All systems incorporate a seven-digit sequence i.e. While designating serial numbers to instruments, not all numbers were used.
The prefix "CL" and "CLF" stand for "Clarence Leo" and "Clarence Leo Fender", respectively. The George Fullerton model, which when changed to 4-bolt neck attachment, continued with serial numbers using the prefix "GF", for "George Fullerton" until discontinued.
Enthusiasts interested in production dates and serialization are well advised to visit Guitars By to research the registry and accompanying text.
Most G&L instruments are both body and neck dated, which also adds to the confusion of knowing when an instrument was built.
Some instruments have only neck dates, which appear to have been stamped at their time of final construction, then stockpiled for later use.
ABOUT THIS SECTION The information in the table and text below the horizontal bar was compiled by Paul Bechtoldt, columnist for Vintage Guitar Magazine, and is included in his book G&L: Leo's Legacy.
While the serial number information below refers only to instruments produced through 1992, a significant change in serialization of instruments occurred in 1997, with the advent of 4-bolt neck guitars.
The serial numbers on guitars and basses started at #500, reserving prior numbers for special instruments or presentation.
Guitars and Basses had their own numbering system, the only other instrument to receive its own system was the Broadcaster.

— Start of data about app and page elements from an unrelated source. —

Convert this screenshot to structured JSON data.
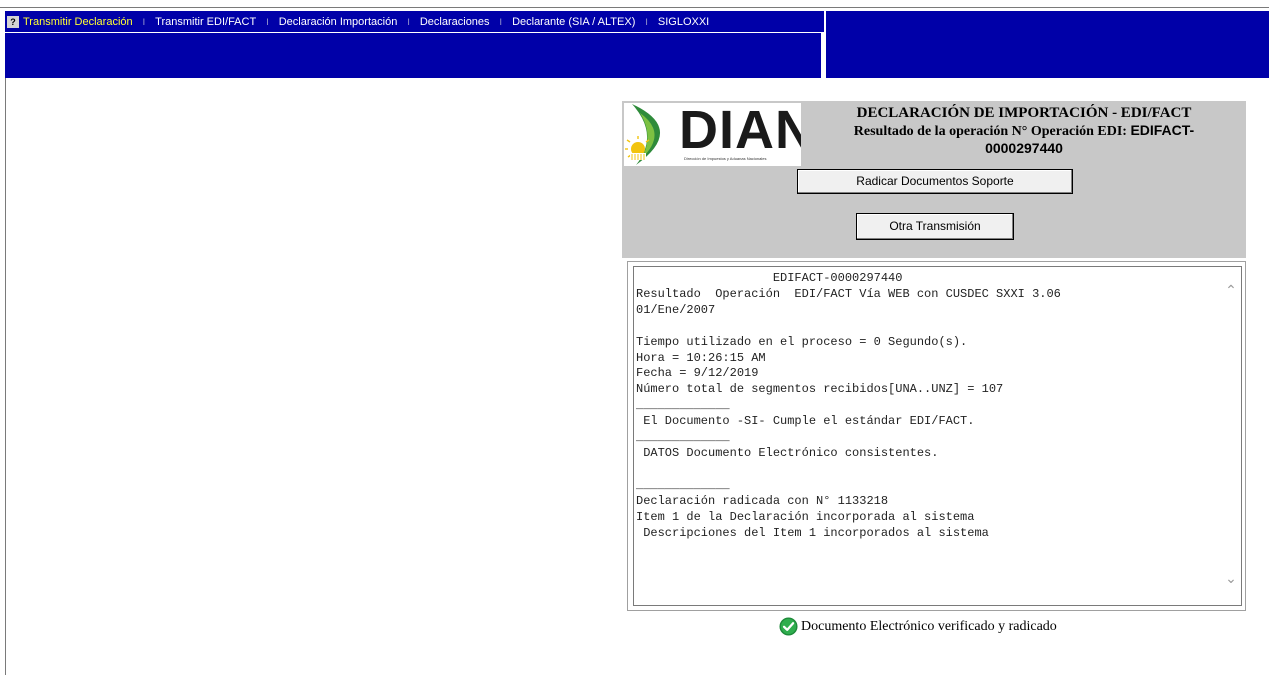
{
  "menu": {
    "help_icon": "?",
    "items": [
      {
        "label": "Transmitir Declaración",
        "active": true
      },
      {
        "label": "Transmitir EDI/FACT",
        "active": false
      },
      {
        "label": "Declaración Importación",
        "active": false
      },
      {
        "label": "Declaraciones",
        "active": false
      },
      {
        "label": "Declarante (SIA / ALTEX)",
        "active": false
      },
      {
        "label": "SIGLOXXI",
        "active": false
      }
    ],
    "separator": "I"
  },
  "colors": {
    "menu_bg": "#0000a8",
    "active_menu": "#ffff33",
    "panel_bg": "#c8c8c8",
    "success": "#1e8a3a"
  },
  "logo": {
    "text": "DIAN",
    "subtitle": "Dirección de Impuestos y Aduanas Nacionales"
  },
  "header": {
    "title": "DECLARACIÓN DE IMPORTACIÓN - EDI/FACT",
    "subtitle": "Resultado de la operación  N° Operación EDI:",
    "operation_id_part1": "EDIFACT-",
    "operation_id_part2": "0000297440"
  },
  "buttons": {
    "radicar": "Radicar Documentos Soporte",
    "otra": "Otra Transmisión"
  },
  "result_text": "                   EDIFACT-0000297440\nResultado  Operación  EDI/FACT Vía WEB con CUSDEC SXXI 3.06\n01/Ene/2007\n\nTiempo utilizado en el proceso = 0 Segundo(s).\nHora = 10:26:15 AM\nFecha = 9/12/2019\nNúmero total de segmentos recibidos[UNA..UNZ] = 107\n_____________\n El Documento -SI- Cumple el estándar EDI/FACT.\n_____________\n DATOS Documento Electrónico consistentes.\n\n_____________\nDeclaración radicada con N° 1133218\nItem 1 de la Declaración incorporada al sistema\n Descripciones del Item 1 incorporados al sistema",
  "status": {
    "icon": "check-circle-icon",
    "text": "Documento Electrónico verificado y radicado"
  }
}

When the plates were stamped the spray filled in the numbers making them illegible.